** Your objective **
Take each line in the entries below that holds "GENERATE" and show it.

-- -- --

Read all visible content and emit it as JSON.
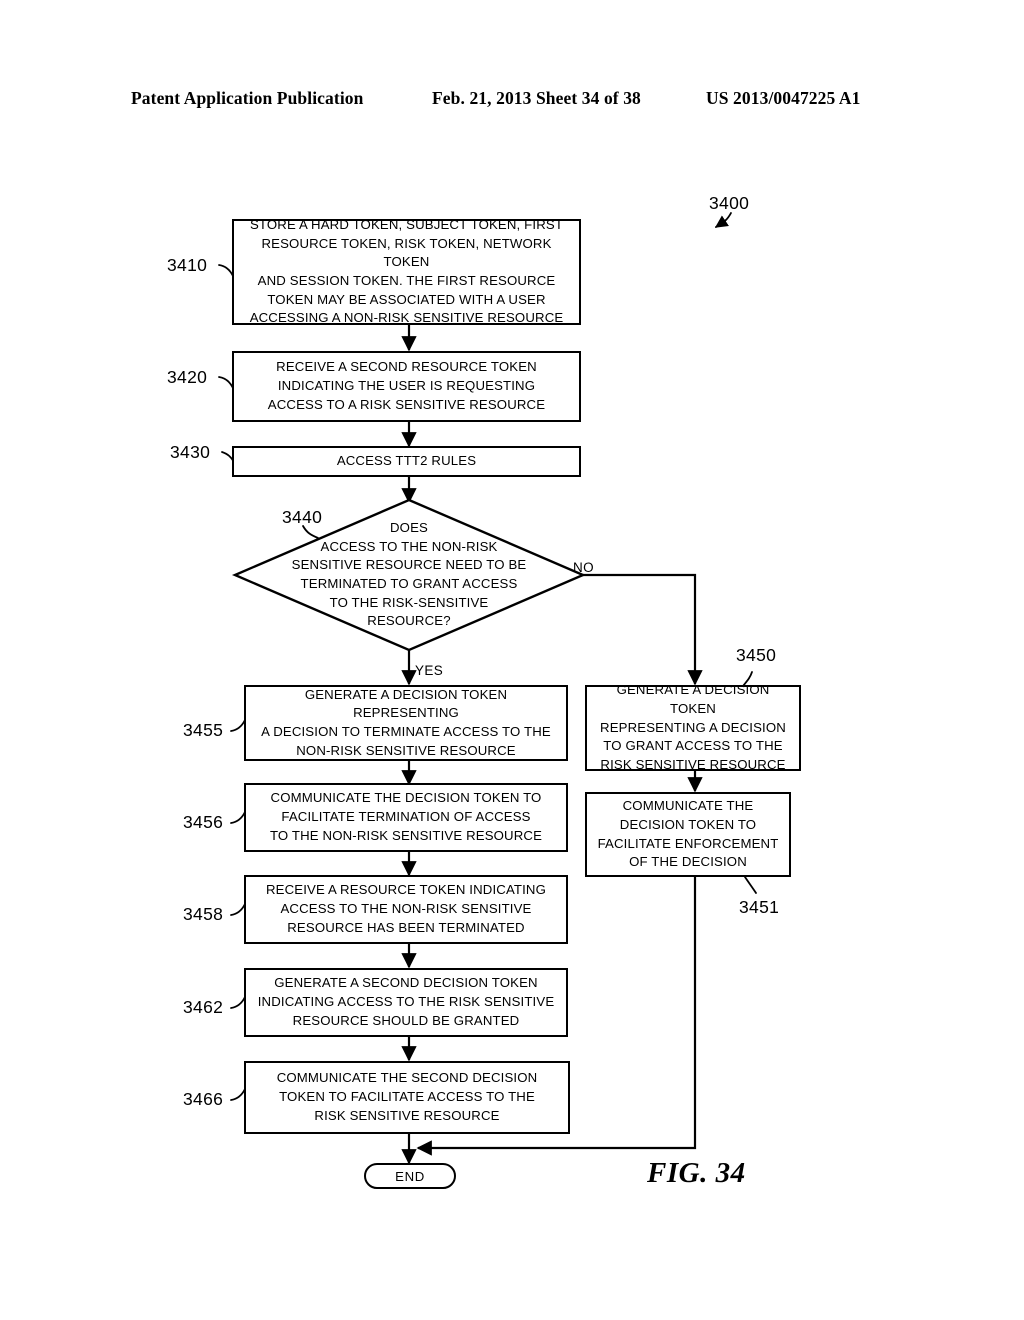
{
  "header": {
    "publication": "Patent Application Publication",
    "date_sheet": "Feb. 21, 2013  Sheet 34 of 38",
    "patent_number": "US 2013/0047225 A1"
  },
  "figure": {
    "caption": "FIG. 34",
    "diagram_ref": "3400"
  },
  "refs": {
    "r3410": "3410",
    "r3420": "3420",
    "r3430": "3430",
    "r3440": "3440",
    "r3450": "3450",
    "r3451": "3451",
    "r3455": "3455",
    "r3456": "3456",
    "r3458": "3458",
    "r3462": "3462",
    "r3466": "3466"
  },
  "nodes": {
    "store_tokens": "STORE A HARD TOKEN, SUBJECT TOKEN, FIRST\nRESOURCE TOKEN, RISK TOKEN, NETWORK TOKEN\nAND SESSION TOKEN. THE FIRST RESOURCE\nTOKEN MAY BE ASSOCIATED WITH A USER\nACCESSING A NON-RISK SENSITIVE RESOURCE",
    "receive_second_resource_token": "RECEIVE A SECOND RESOURCE TOKEN\nINDICATING THE USER IS REQUESTING\nACCESS TO A RISK SENSITIVE RESOURCE",
    "access_rules": "ACCESS TTT2 RULES",
    "decision": "DOES\nACCESS TO THE NON-RISK\nSENSITIVE RESOURCE NEED TO BE\nTERMINATED TO GRANT ACCESS\nTO THE RISK-SENSITIVE\nRESOURCE?",
    "generate_terminate_token": "GENERATE A DECISION TOKEN REPRESENTING\nA DECISION TO TERMINATE ACCESS TO THE\nNON-RISK SENSITIVE RESOURCE",
    "communicate_terminate_token": "COMMUNICATE THE DECISION TOKEN TO\nFACILITATE TERMINATION OF ACCESS\nTO THE NON-RISK SENSITIVE RESOURCE",
    "receive_terminated_token": "RECEIVE A RESOURCE TOKEN INDICATING\nACCESS TO THE NON-RISK SENSITIVE\nRESOURCE HAS BEEN TERMINATED",
    "generate_second_decision_token": "GENERATE A SECOND DECISION TOKEN\nINDICATING ACCESS TO THE RISK SENSITIVE\nRESOURCE SHOULD BE GRANTED",
    "communicate_second_decision_token": "COMMUNICATE THE SECOND DECISION\nTOKEN TO FACILITATE ACCESS TO THE\nRISK SENSITIVE RESOURCE",
    "generate_grant_token": "GENERATE A DECISION TOKEN\nREPRESENTING A DECISION\nTO GRANT ACCESS TO THE\nRISK SENSITIVE RESOURCE",
    "communicate_enforcement": "COMMUNICATE THE\nDECISION TOKEN TO\nFACILITATE ENFORCEMENT\nOF THE DECISION",
    "end": "END"
  },
  "branches": {
    "yes": "YES",
    "no": "NO"
  },
  "colors": {
    "ink": "#000000",
    "paper": "#ffffff"
  }
}
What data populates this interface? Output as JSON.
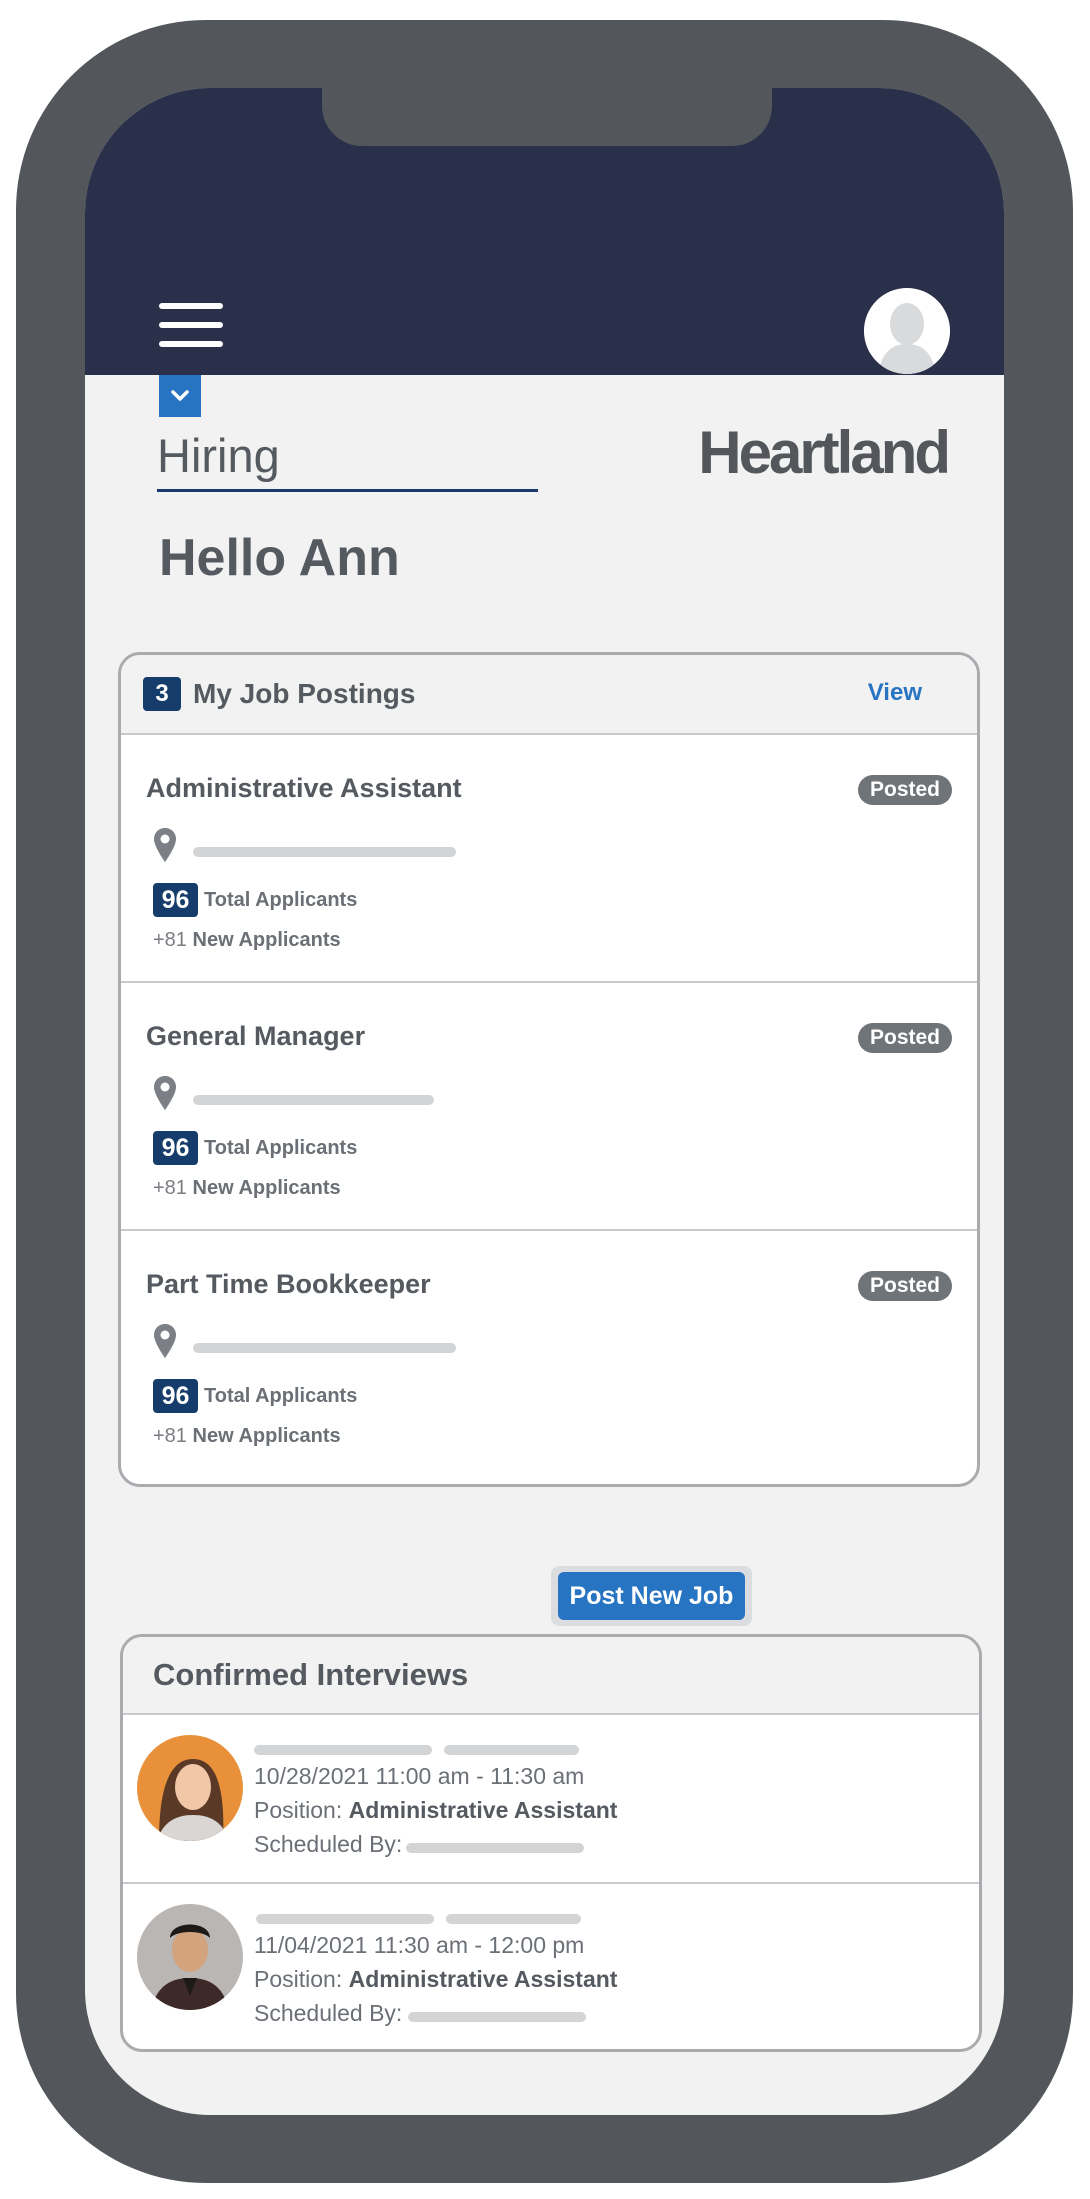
{
  "header": {
    "section_label": "Hiring",
    "brand": "Heartland",
    "greeting": "Hello Ann"
  },
  "job_postings": {
    "count": "3",
    "title": "My Job Postings",
    "view_label": "View",
    "jobs": [
      {
        "title": "Administrative Assistant",
        "status": "Posted",
        "total": "96",
        "total_label": "Total Applicants",
        "new_count": "+81",
        "new_label": "New Applicants"
      },
      {
        "title": "General Manager",
        "status": "Posted",
        "total": "96",
        "total_label": "Total Applicants",
        "new_count": "+81",
        "new_label": "New Applicants"
      },
      {
        "title": "Part Time Bookkeeper",
        "status": "Posted",
        "total": "96",
        "total_label": "Total Applicants",
        "new_count": "+81",
        "new_label": "New Applicants"
      }
    ]
  },
  "post_new_job_label": "Post New Job",
  "interviews": {
    "title": "Confirmed Interviews",
    "items": [
      {
        "datetime": "10/28/2021 11:00 am - 11:30 am",
        "position_label": "Position:",
        "position": "Administrative Assistant",
        "scheduled_label": "Scheduled By:"
      },
      {
        "datetime": "11/04/2021 11:30 am - 12:00 pm",
        "position_label": "Position:",
        "position": "Administrative Assistant",
        "scheduled_label": "Scheduled By:"
      }
    ]
  },
  "colors": {
    "header_bg": "#2a3049",
    "accent_blue": "#2774c2",
    "badge_navy": "#163c6b",
    "frame": "#53565b"
  },
  "icons": [
    "hamburger-menu-icon",
    "user-avatar-icon",
    "chevron-down-icon",
    "location-pin-icon"
  ]
}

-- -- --

** Answer section **
    "generate_terminate_token": "GENERATE A DECISION TOKEN REPRESENTING\nA DECISION TO TERMINATE ACCESS TO THE\nNON-RISK SENSITIVE RESOURCE",
    "generate_second_decision_token": "GENERATE A SECOND DECISION TOKEN\nINDICATING ACCESS TO THE RISK SENSITIVE\nRESOURCE SHOULD BE GRANTED",
    "generate_grant_token": "GENERATE A DECISION TOKEN\nREPRESENTING A DECISION\nTO GRANT ACCESS TO THE\nRISK SENSITIVE RESOURCE",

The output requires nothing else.